In Saigon turn down little alleys, head up big roads, go to the market; everywhere you turn you will find some kind of street food: Com Ga and Banh Mi being two of our favourites. Often food is served in places you would never dream of sitting and eating at in Europe in a million years, but here in Saigon they serve not just the cheapest but the the tastiest, freshest food going! Be brave give it a try!
We met a guy, at the street food market, who had a guitar. He asked me to keep an eye on it while he went to order his food and I happily obliged. As both of the boys play the guitar, when he got back we asked if we could take a look. It was brand new, he had just picked it up from the shop. This brief encounter ended with us buying a small travel guitar in the most amazing street.

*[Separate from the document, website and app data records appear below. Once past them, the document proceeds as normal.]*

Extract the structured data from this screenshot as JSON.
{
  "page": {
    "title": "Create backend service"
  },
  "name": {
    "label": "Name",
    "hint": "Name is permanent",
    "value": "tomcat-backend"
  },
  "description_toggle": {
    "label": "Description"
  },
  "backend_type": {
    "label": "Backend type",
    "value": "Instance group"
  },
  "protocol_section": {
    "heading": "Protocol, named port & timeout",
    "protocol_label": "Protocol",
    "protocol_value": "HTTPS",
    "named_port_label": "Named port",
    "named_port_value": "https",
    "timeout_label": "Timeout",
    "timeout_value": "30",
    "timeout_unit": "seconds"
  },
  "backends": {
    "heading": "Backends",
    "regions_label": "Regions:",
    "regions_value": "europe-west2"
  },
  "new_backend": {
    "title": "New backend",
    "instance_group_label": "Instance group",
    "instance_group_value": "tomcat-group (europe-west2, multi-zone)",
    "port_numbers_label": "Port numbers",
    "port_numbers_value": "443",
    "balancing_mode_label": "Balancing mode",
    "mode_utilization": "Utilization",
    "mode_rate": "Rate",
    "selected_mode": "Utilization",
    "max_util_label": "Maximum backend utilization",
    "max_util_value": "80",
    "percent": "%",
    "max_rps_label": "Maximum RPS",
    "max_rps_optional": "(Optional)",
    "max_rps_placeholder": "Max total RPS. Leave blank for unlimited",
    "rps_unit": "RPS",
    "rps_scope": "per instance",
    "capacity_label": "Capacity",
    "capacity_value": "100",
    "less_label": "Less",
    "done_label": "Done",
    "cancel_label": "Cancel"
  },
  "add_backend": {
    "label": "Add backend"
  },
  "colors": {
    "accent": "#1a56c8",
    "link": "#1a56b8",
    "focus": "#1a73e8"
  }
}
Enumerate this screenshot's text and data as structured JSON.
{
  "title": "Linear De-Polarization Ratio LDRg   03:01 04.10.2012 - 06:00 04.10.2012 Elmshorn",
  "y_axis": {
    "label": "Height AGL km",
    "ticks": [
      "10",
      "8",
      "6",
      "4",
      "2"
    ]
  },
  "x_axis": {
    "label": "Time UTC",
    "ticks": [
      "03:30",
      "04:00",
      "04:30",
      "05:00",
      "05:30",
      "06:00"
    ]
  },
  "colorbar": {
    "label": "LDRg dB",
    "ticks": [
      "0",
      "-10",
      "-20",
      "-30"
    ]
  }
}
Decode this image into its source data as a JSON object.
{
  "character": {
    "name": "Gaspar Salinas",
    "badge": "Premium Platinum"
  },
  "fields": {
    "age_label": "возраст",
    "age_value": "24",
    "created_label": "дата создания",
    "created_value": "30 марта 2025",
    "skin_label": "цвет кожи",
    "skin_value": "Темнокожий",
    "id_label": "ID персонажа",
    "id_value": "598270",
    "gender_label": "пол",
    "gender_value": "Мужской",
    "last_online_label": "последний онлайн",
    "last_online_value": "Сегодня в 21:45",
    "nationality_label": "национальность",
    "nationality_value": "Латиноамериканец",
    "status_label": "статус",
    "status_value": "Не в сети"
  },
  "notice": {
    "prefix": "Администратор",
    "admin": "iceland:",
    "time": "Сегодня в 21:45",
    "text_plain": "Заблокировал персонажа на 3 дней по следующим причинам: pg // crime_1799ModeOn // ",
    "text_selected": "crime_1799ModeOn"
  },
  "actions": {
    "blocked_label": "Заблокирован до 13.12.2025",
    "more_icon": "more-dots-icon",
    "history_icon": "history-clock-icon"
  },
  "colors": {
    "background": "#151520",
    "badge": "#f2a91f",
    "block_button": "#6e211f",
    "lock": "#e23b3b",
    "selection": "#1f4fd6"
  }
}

With a few simple directions, we zigzagged our way through Saigon to ‘Guitar Street’ (guess what they sell there?). Dark had set in, we turned into the street, which had rows of small guitar shops/workshops on either side all lit up, with beautiful guitars hanging from the ceilings. We headed for the same shop market man had recommended and after some time trying different guitars for size, we came away with a beautiful, handcrafted travel guitar for not much more than £60. It was a steal! Even if you’re not in the market for a new guitar it’s fun to walk up the street admiring all the different instruments hanging around.
There is so much to do with or without kids in Saigon, we could have easily spent another week just wandering and discovering. Suffice to say, if you are planning on visiting Ho Chi Minh, you are unlikely to come away disappointed!